Contents: Finite State Automata; Finite State Parsers and Transducers; Finite State Methods in Natural Language Processing; Recursive Transition Networks (RTNs); RTN transducers and ATNs; Definite Clause Grammars; Bottom Up, Top Down Parsing; etc.
by Neil C. Rowe - Prentice-Hall
Artificial intelligence is a hard subject to learn. The author have written a book to make it easier. He explains difficult concepts in a simple, concrete way. This book is intended for all first courses in artificial intelligence.
by Michael Spivey - Prentice Hall
Using theory as a foundation for practical programming, this text presents the theory of logic programming with clear proofs and implementation techniques.

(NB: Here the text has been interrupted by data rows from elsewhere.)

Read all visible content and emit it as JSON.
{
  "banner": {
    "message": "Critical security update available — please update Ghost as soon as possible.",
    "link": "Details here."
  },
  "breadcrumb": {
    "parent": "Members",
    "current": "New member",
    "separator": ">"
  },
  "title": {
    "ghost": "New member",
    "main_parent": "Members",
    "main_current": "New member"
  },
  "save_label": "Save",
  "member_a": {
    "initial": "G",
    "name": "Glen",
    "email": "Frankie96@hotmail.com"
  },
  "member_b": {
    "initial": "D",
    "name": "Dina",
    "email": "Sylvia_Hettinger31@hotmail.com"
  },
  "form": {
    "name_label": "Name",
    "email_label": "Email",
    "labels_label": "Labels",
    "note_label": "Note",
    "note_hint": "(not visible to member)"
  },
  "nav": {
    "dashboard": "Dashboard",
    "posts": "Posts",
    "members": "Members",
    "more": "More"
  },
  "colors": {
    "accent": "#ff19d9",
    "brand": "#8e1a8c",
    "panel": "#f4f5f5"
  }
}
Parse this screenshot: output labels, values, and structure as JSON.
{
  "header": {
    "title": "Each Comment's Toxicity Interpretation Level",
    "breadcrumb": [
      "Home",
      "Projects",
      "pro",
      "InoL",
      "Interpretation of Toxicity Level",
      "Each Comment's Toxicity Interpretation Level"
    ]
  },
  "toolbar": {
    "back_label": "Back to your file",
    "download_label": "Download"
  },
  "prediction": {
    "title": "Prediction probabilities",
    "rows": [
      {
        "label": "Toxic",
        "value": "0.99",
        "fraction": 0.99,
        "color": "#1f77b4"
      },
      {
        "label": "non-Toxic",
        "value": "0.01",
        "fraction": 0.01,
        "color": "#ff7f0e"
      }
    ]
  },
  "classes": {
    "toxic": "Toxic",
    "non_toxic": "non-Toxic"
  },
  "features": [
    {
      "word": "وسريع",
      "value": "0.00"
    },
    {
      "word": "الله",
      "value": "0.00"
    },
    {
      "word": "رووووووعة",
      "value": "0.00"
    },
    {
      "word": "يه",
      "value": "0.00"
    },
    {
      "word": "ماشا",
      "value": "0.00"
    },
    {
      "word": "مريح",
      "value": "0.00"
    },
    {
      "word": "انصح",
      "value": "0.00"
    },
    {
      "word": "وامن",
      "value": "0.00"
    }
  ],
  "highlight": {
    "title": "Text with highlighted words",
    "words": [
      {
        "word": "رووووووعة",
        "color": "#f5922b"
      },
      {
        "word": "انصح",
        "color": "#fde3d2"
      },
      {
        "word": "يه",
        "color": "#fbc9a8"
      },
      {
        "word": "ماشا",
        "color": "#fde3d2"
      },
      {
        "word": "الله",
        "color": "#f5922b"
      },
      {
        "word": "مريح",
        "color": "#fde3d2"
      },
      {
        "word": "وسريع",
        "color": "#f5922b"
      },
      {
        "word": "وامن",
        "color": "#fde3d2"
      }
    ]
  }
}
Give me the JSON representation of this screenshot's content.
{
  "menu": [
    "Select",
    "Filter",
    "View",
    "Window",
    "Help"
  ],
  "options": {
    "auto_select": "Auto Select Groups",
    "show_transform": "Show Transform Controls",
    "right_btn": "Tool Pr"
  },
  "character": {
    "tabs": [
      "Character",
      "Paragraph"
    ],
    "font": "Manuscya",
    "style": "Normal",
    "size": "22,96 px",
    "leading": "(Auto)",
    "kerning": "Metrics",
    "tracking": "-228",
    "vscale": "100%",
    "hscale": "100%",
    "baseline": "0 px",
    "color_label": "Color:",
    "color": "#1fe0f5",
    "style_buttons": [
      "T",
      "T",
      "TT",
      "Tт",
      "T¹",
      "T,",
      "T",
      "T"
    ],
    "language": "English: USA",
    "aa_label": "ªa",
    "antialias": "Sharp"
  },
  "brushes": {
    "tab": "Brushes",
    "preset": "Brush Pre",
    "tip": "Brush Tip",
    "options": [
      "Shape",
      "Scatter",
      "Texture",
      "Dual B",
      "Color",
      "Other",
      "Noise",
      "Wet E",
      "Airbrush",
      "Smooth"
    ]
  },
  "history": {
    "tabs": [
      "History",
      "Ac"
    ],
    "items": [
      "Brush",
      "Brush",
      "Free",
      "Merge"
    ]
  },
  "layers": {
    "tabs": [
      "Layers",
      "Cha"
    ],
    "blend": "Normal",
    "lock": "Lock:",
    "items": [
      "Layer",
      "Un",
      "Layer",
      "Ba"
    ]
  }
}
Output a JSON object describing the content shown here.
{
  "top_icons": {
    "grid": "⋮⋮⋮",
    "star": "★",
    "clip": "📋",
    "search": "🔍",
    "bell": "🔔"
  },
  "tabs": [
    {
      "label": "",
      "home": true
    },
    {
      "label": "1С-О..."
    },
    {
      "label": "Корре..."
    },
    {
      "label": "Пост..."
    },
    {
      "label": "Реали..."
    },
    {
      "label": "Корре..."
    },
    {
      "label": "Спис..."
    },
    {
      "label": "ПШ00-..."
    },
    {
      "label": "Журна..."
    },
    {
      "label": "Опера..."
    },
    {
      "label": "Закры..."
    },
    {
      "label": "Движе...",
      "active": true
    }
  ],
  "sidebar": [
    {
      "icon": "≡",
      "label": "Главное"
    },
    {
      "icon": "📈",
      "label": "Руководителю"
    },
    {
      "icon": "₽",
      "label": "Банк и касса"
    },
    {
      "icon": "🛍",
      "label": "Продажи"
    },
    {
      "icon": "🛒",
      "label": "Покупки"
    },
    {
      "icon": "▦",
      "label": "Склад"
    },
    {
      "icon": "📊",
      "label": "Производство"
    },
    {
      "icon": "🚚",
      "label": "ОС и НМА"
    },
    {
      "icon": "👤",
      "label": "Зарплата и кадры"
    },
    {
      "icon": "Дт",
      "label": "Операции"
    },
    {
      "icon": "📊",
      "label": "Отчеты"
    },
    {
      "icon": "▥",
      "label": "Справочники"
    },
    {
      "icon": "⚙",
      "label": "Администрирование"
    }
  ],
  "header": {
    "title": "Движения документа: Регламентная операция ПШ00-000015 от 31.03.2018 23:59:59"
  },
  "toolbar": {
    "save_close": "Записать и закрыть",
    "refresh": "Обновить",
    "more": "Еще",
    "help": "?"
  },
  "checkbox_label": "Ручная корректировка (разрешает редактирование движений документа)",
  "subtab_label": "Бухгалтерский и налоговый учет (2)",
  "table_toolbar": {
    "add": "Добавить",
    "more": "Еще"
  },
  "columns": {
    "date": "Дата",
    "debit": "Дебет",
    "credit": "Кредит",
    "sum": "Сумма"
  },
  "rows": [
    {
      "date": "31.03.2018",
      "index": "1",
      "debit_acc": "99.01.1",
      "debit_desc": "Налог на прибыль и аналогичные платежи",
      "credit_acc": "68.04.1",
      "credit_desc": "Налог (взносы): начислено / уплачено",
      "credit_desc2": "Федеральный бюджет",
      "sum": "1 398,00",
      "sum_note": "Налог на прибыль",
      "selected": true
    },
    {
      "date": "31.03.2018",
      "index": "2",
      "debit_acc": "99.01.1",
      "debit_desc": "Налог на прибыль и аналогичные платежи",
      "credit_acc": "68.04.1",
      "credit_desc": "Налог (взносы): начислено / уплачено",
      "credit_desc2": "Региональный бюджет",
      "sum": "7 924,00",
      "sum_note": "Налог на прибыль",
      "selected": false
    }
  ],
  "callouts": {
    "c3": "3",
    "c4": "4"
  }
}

It covers logical theory, programming, and the structure of a simple Prolog implementation.
by Attila Csenki - BookBoon
In this volume the author discusses some areas where Prolog can be fruitfully employed. The book comprises four chapters: Enigma 1225: Rows are Columns; Blind Search; Informed Search; Text Processing. There are 54 exercises in this book.